The 'Care Of the Dying Evaluation' (CODE) questionnaire was first developed in 2011 by Dr Catriona Mayland, Honorary Senior Clinical Lecturer at the Marie Curie Palliative Care Institute Liverpool, University of Liverpool and Consultant in Palliative Medicine at the Royal Liverpool and Broadgreen University Hospitals NHS Trust.

The questionnaire was added as an additional component to the 2013/2014 National Care of the Dying Audit - Hospitals (NCDAH), led by the Royal College of Physicians and Marie Curie Palliative Care Institute Liverpool, to evaluate the quality of care provided to dying patients and their families in acute hospitals, from the perspective of bereaved relatives.

The NCDAH found significant variations in care across hospitals in England and that major improvements need to be made to ensure better care for dying people, and better support for their families, carers, friends and those important to them.

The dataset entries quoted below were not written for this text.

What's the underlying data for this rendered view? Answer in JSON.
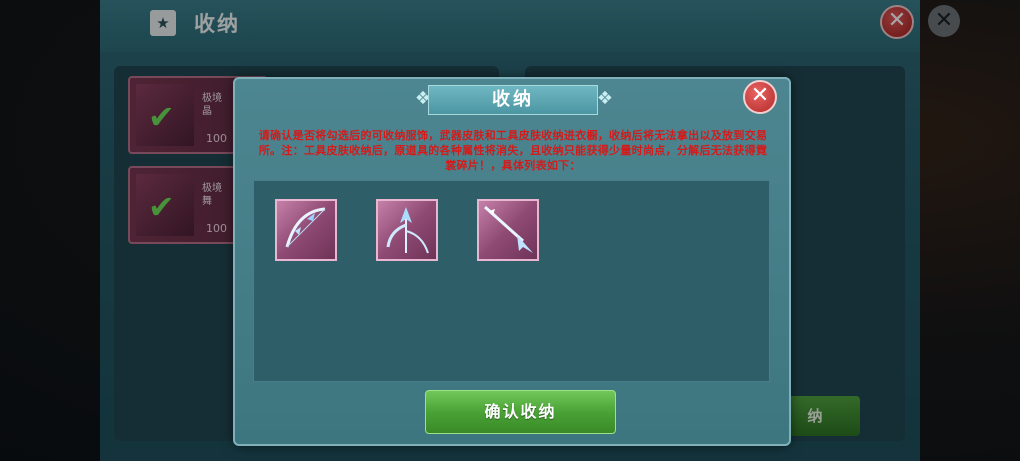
{
  "background_window": {
    "title": "收纳",
    "title_icon": "wardrobe-icon",
    "items": [
      {
        "name": "极境\n晶",
        "price": "100",
        "icon": "bow-weapon-icon"
      },
      {
        "name": "极境\n舞",
        "price": "100",
        "icon": "scythe-weapon-icon"
      }
    ],
    "right_button_label": "纳"
  },
  "dialog": {
    "title": "收纳",
    "close_icon": "close-icon",
    "message": "请确认是否将勾选后的可收纳服饰，武器皮肤和工具皮肤收纳进衣橱，收纳后将无法拿出以及放到交易所。注：工具皮肤收纳后，原道具的各种属性将消失，且收纳只能获得少量时尚点，分解后无法获得霓裳碎片！，具体列表如下：",
    "items": [
      {
        "icon": "crystal-bow-icon"
      },
      {
        "icon": "crystal-scythe-icon"
      },
      {
        "icon": "crystal-spear-icon"
      }
    ],
    "confirm_label": "确认收纳"
  },
  "colors": {
    "accent_red": "#d51a1a",
    "confirm_green": "#4aa336",
    "dialog_bg": "#4d8690"
  }
}
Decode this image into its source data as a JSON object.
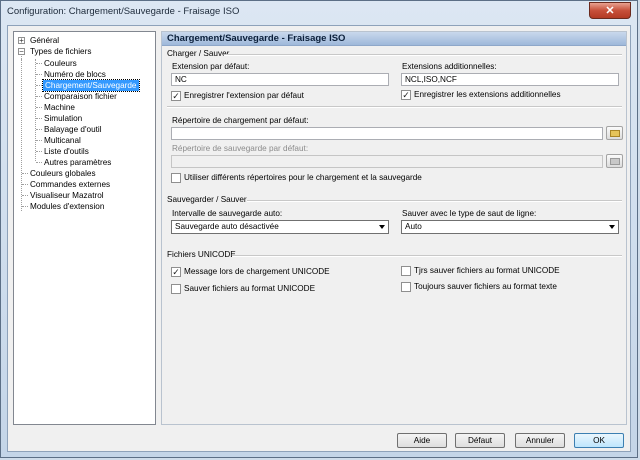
{
  "window": {
    "title": "Configuration: Chargement/Sauvegarde - Fraisage ISO",
    "close_glyph": "✕"
  },
  "tree": {
    "items": [
      {
        "label": "Général",
        "expander": "+"
      },
      {
        "label": "Types de fichiers",
        "expander": "−"
      },
      {
        "label": "Couleurs"
      },
      {
        "label": "Numéro de blocs"
      },
      {
        "label": "Chargement/Sauvegarde",
        "selected": true
      },
      {
        "label": "Comparaison fichier"
      },
      {
        "label": "Machine"
      },
      {
        "label": "Simulation"
      },
      {
        "label": "Balayage d'outil"
      },
      {
        "label": "Multicanal"
      },
      {
        "label": "Liste d'outils"
      },
      {
        "label": "Autres paramètres"
      },
      {
        "label": "Couleurs globales"
      },
      {
        "label": "Commandes externes"
      },
      {
        "label": "Visualiseur Mazatrol"
      },
      {
        "label": "Modules d'extension"
      }
    ]
  },
  "panel": {
    "header": "Chargement/Sauvegarde - Fraisage ISO",
    "load_save": {
      "title": "Charger / Sauver",
      "default_ext_label": "Extension par défaut:",
      "default_ext_value": "NC",
      "save_default_ext_label": "Enregistrer l'extension par défaut",
      "save_default_ext_checked": true,
      "extra_ext_label": "Extensions additionnelles:",
      "extra_ext_value": "NCL,ISO,NCF",
      "save_extra_ext_label": "Enregistrer les extensions additionnelles",
      "save_extra_ext_checked": true,
      "load_dir_label": "Répertoire de chargement par défaut:",
      "load_dir_value": "",
      "save_dir_label": "Répertoire de sauvegarde par défaut:",
      "save_dir_value": "",
      "different_dirs_label": "Utiliser différents répertoires pour le chargement et la sauvegarde",
      "different_dirs_checked": false
    },
    "autosave": {
      "title": "Sauvegarder / Sauver",
      "interval_label": "Intervalle de sauvegarde auto:",
      "interval_value": "Sauvegarde auto désactivée",
      "linebreak_label": "Sauver avec le type de saut de ligne:",
      "linebreak_value": "Auto"
    },
    "unicode": {
      "title": "Fichiers UNICODE",
      "message_label": "Message lors de chargement UNICODE",
      "message_checked": true,
      "save_unicode_label": "Sauver fichiers au format UNICODE",
      "save_unicode_checked": false,
      "always_unicode_label": "Tjrs sauver fichiers au format UNICODE",
      "always_unicode_checked": false,
      "always_text_label": "Toujours sauver fichiers au format texte",
      "always_text_checked": false
    }
  },
  "buttons": {
    "help": "Aide",
    "default": "Défaut",
    "cancel": "Annuler",
    "ok": "OK"
  },
  "check_glyph": "✓"
}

858 bereaved relatives returned a completed CODE questionnaire.

On the whole, the majority of participants reported good or excellent care, with patients' symptoms generally perceived to be well controlled and 769 (91%) of participants reporting that either no pain was present or only there 'some of the time.

However, a small but significant minority perceived poor quality of patient care.

Clear and timely communication was identified as an urgent issue to be addressed, with unmet information needs being a recognised area for improvement, for example, 230 (29%) reporting that having a discussion about hydration would have been beneficial.

The BMJ Supportive and Palliative Care paper concludes that adopting a post-bereavement survey appears to be a feasible, acceptable and valuable addition to the national audit.

Dr Catriona Mayland said, "CODE helps us understand the real experiences of bereaved relatives and their loved ones and identify areas that would improve the experience of care for the dying. This is a significant and helpful addition to an audit of patient documentation for care for the dying, which if continued can make a real contribution to improving quality of care."

Dr Stephen Mason and Dr Catriona Mayland from the Marie Curie Palliative Care Institute, University of Liverpool have also recently been awarded a Wellcome Trust Public Engagement Grant to support public engagement events to further develop CODE.

The paper can be accessed online at: http://spcare.bmj.com/cgi/content/abstract/bmjspcare-2014-000810